This flight is a traditional neweled flight with cut string treads, risers and return nosings.

The staircase has been modified at some stage with the return nosing having been cut off, along with the tread nosing through to the tread side of the spindle.

This has then been replaced and new spindles fitted, the spindles are a traditional 1 1/2″ – 35mm turned spindle.

The newel stubs are ex 4″ finished size 3 13/16″.

Original tread thickness and projection 1 1/8″ 28mm.


Nosing repairs.
Showing signs of the nosing having been reinstated.

First to second floor.

The first to second floor flight is a new flight and has been built with closed strings.

The flight has been made with traditional style treads and nosings, set onto the first floor landing with a Bullnose tread as the first tread.

1st floor bullnose
Bullnose tread at start of top flight.

Survey existing.

Tape measure and plumb line survey.

The flights are all straight, so these are very easy to get the dimensions in the normal way.

The dimensions required for this project are much the same as for any flight of stairs that are to be clad.

  1. Rise.
  2. Going.
  3. Tread thickness and/or nosing projection.
  4. Nosing to top of stringer for closed strings.
  5. Nosing to bottom of stringer for cut strings.
  6. Horizontal distance between newel posts.
  7. Newel post width.
  8. Newel positions relative to riser positions.
  9. Stringer faces, offset from newel centre lines.
  10. Stringer/landing offsets.
Survey dims required.
Survey dims required

Information required for the new setting out.

Tread design.

The original treads are to have the traditional nosing and scotia removed.

The treads are then to have laminated flooring as per the hallways added as tread covers, these covers will have new nosings fitted to them.

The new nosings are not as big as the original nosings therefore there will be signs of the original nosing visible below the new nosing, there will also be evidence of where the riser joins into the original nosing, this is to be clad by a ply facing for painting.

Treads with covers.
cladding traditional treads.

Stringer design.
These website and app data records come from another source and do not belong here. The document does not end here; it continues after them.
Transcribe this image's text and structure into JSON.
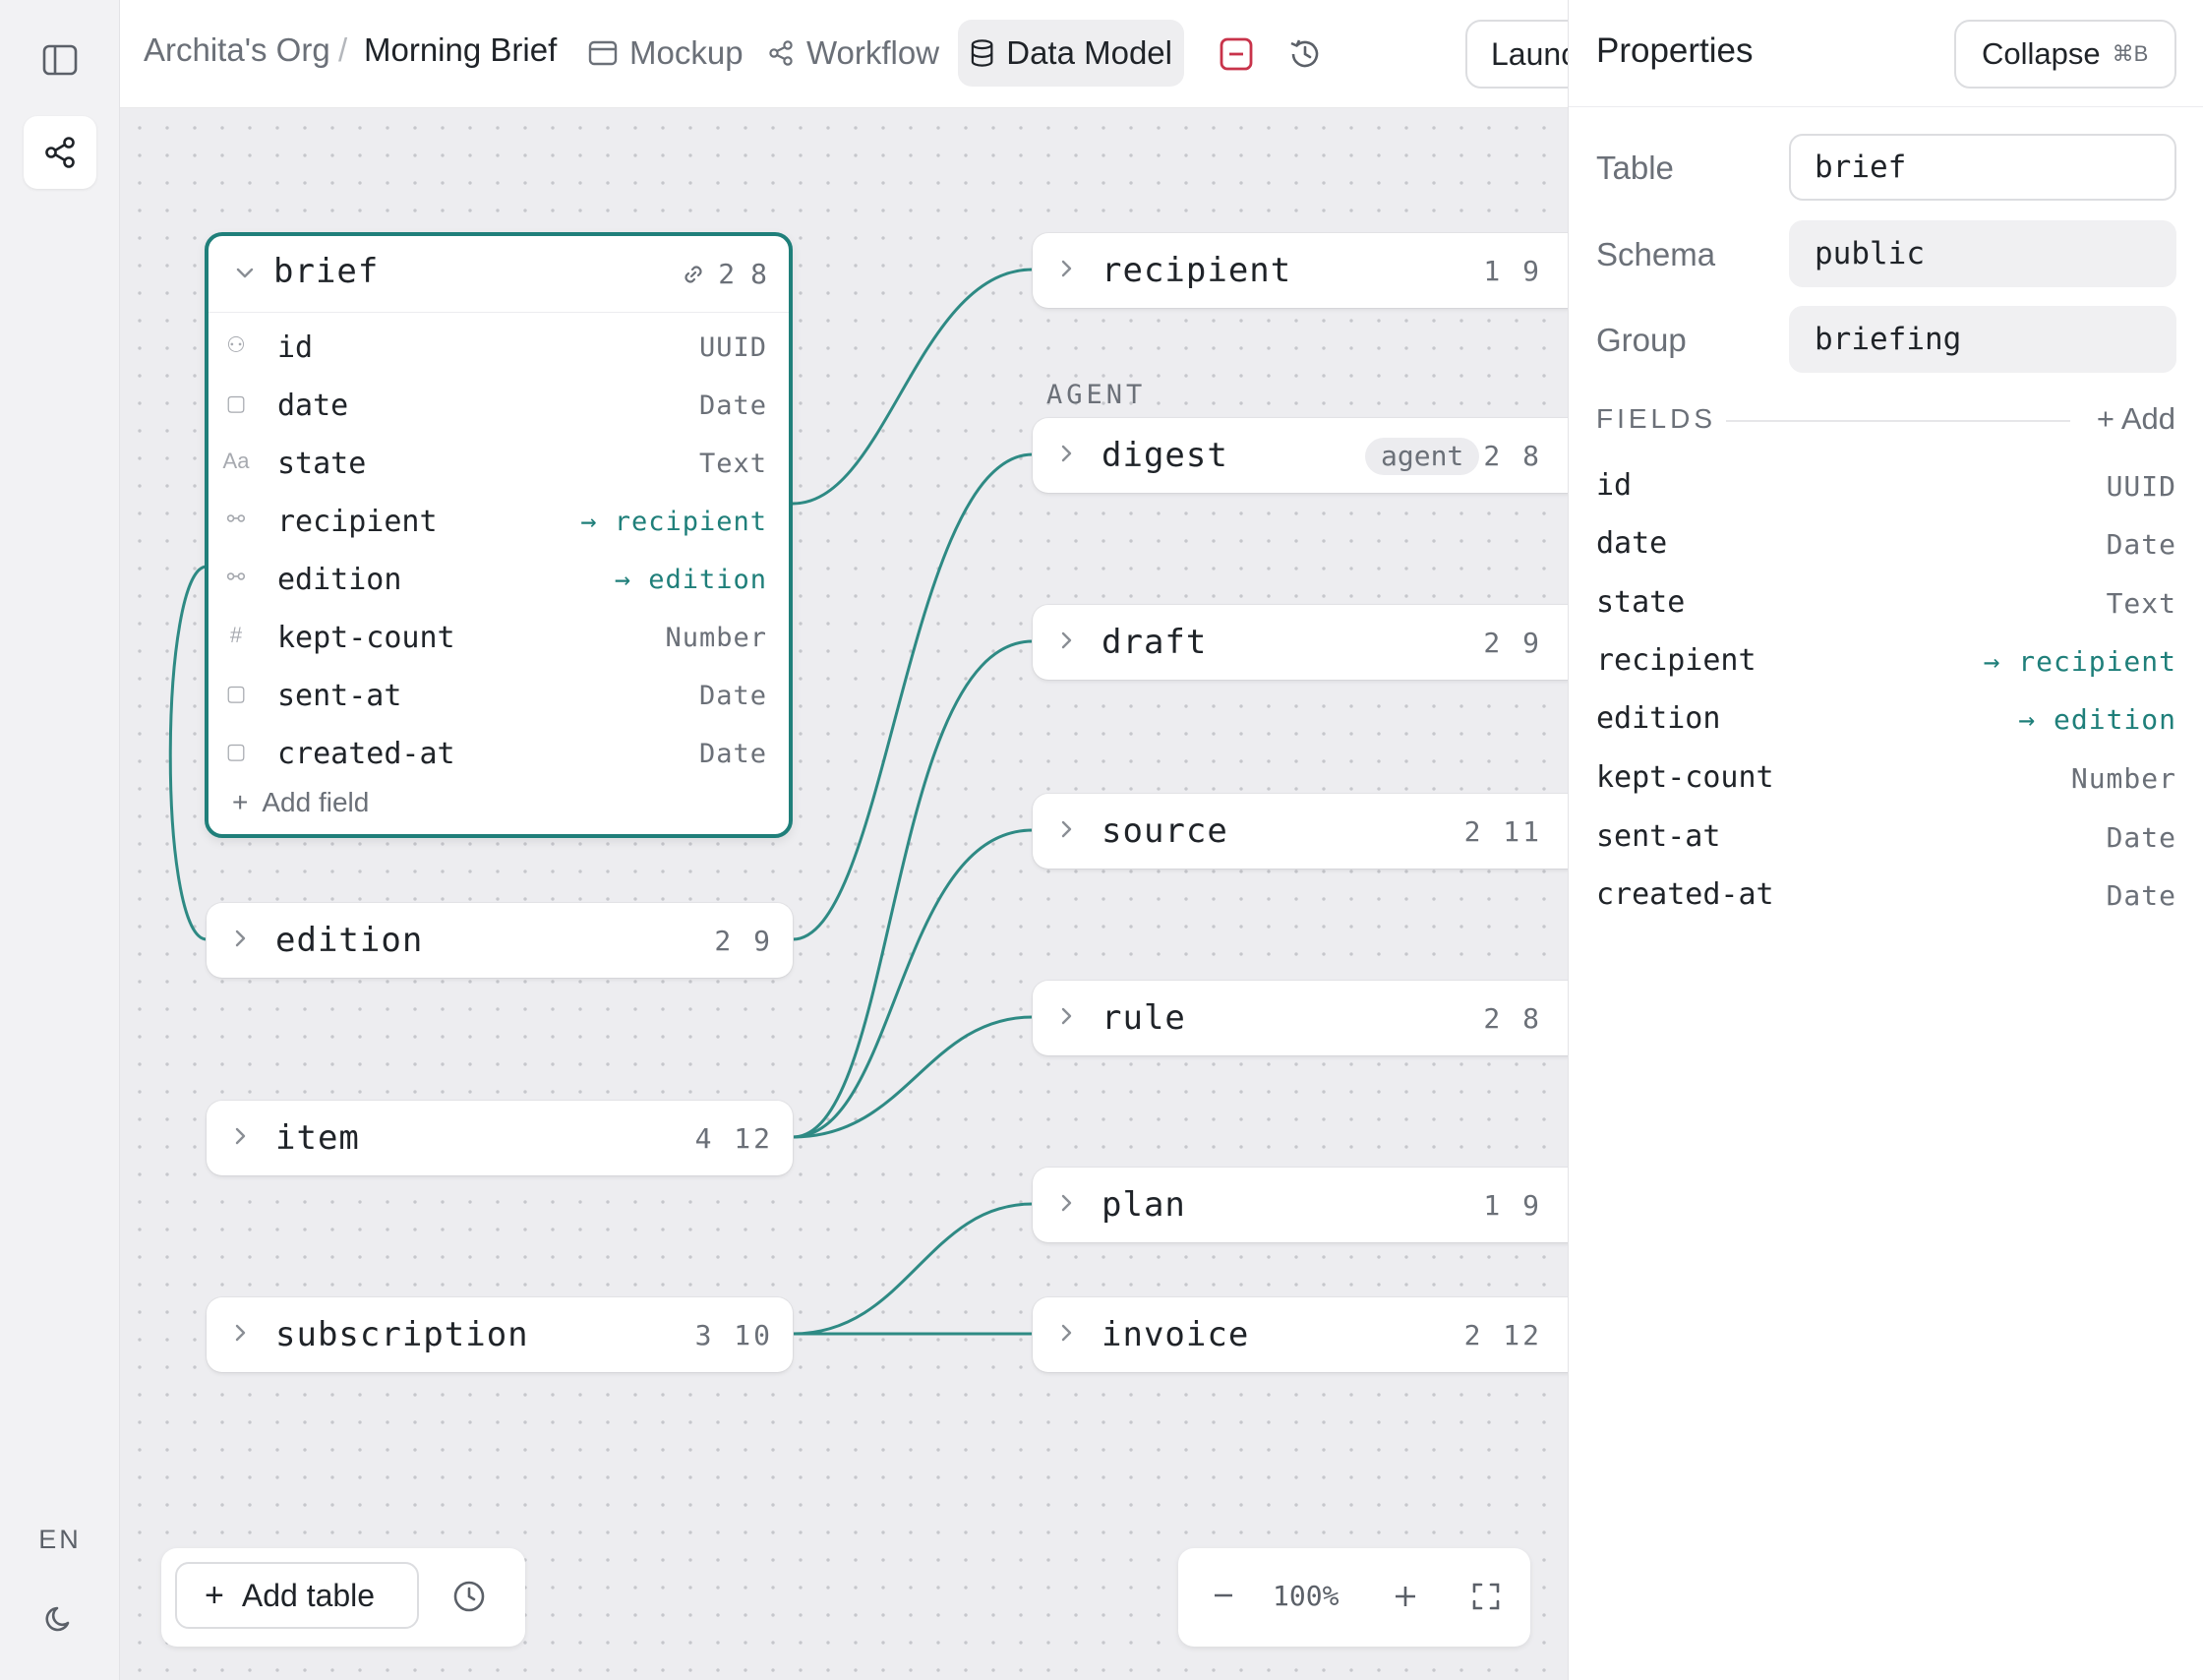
{
  "breadcrumb": {
    "org": "Archita's Org",
    "sep": "/",
    "project": "Morning Brief"
  },
  "tabs": [
    {
      "label": "Mockup",
      "icon": "window-icon"
    },
    {
      "label": "Workflow",
      "icon": "share-nodes-icon"
    },
    {
      "label": "Data Model",
      "icon": "database-icon",
      "active": true
    }
  ],
  "toolbar": {
    "launch_label": "Launch"
  },
  "rail": {
    "lang": "EN"
  },
  "brief": {
    "name": "brief",
    "links": "2",
    "fields_count": "8",
    "fields": [
      {
        "icon": "⚇",
        "name": "id",
        "type": "UUID"
      },
      {
        "icon": "▢",
        "name": "date",
        "type": "Date"
      },
      {
        "icon": "Aa",
        "name": "state",
        "type": "Text"
      },
      {
        "icon": "⚯",
        "name": "recipient",
        "type": "→ recipient",
        "link": true
      },
      {
        "icon": "⚯",
        "name": "edition",
        "type": "→ edition",
        "link": true
      },
      {
        "icon": "#",
        "name": "kept-count",
        "type": "Number"
      },
      {
        "icon": "▢",
        "name": "sent-at",
        "type": "Date"
      },
      {
        "icon": "▢",
        "name": "created-at",
        "type": "Date"
      }
    ],
    "add_field": "Add field"
  },
  "nodes_left": [
    {
      "name": "edition",
      "counts": "2 9"
    },
    {
      "name": "item",
      "counts": "4 12"
    },
    {
      "name": "subscription",
      "counts": "3 10"
    }
  ],
  "nodes_right": [
    {
      "name": "recipient",
      "counts": "1 9"
    },
    {
      "name": "digest",
      "counts": "2 8",
      "badge": "agent"
    },
    {
      "name": "draft",
      "counts": "2 9"
    },
    {
      "name": "source",
      "counts": "2 11"
    },
    {
      "name": "rule",
      "counts": "2 8"
    },
    {
      "name": "plan",
      "counts": "1 9"
    },
    {
      "name": "invoice",
      "counts": "2 12"
    }
  ],
  "section_agent": "AGENT",
  "canvas_controls": {
    "add_table": "Add table",
    "zoom": "100%"
  },
  "panel": {
    "title": "Properties",
    "collapse": "Collapse",
    "collapse_kbd": "⌘B",
    "table_label": "Table",
    "table_value": "brief",
    "schema_label": "Schema",
    "schema_value": "public",
    "group_label": "Group",
    "group_value": "briefing",
    "fields_label": "FIELDS",
    "add_label": "+ Add",
    "fields": [
      {
        "name": "id",
        "type": "UUID"
      },
      {
        "name": "date",
        "type": "Date"
      },
      {
        "name": "state",
        "type": "Text"
      },
      {
        "name": "recipient",
        "type": "→ recipient",
        "link": true
      },
      {
        "name": "edition",
        "type": "→ edition",
        "link": true
      },
      {
        "name": "kept-count",
        "type": "Number"
      },
      {
        "name": "sent-at",
        "type": "Date"
      },
      {
        "name": "created-at",
        "type": "Date"
      }
    ]
  },
  "colors": {
    "accent": "#1f7f7a",
    "danger": "#c8334a",
    "canvas": "#ededf0"
  }
}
The original cut strings are to be closed in to create a closed string staircase, these strings will act as carriages for the metal balustrade that is to be installed.

To facilitate the closing in of the treads to form the closed strings the return nosings and scotia molding also the front of the nosing with its scotia molding will need to be removed.

The newel still sets the spindle positions, therefore the new stringer centre line will remain in the same place and the new stringer will have to be of a suitable width to cover the ends of the treads.

This will bring the landing side stringer face in line with the exiting stringer below.

Closed string over the cut string treads.
Stringer over treads

Balustrade design.

The balustrade is in design and will be updated once concept drawings are ready.

Drawings and specification.



  1. Check underside of staircase, ensure any glue blocks and tread wedges are secured.
  2. To remove existing handrail.
  3. To remove return nosings and scotia.
  4. To remove scotia from front of treads.
  5. To cut off nosing from front of treads.
  6. Cut down newel post to approxiamatly 75mm – 3″ above tread or landing level, confirm mortice and tenon postion before cutting.
  7. Check treads and risers are clear of pins, screws, tacks etc. ensuring surfaces are smooth for application of cladding.

Fit new closed string.

  1. Template tread ends.
  2. Laminate timber or ply to create new closed stringer, allow for correct thickness and to finish at the same height above the treads as the existing closed wall string.
  3. Scribe and fit new closed strings, external face to be flush with tread ends and existing cut string.
  4. fit cover panel to enclose tread ends and lip over existing cut string.
  5. fit stringer capping ready to accept base rail of new balustrade.

Fit new riser and tread covers.

  1. Fit new 6mm – 1/4″ ply faces to existing risers, glue and screw to tie in treads and risers where nosings have been removed.

Preparing treads for cladding.

preparing the treads for cladding by removing the spindles and nosings then adding the new closed string, tread and riser claddings.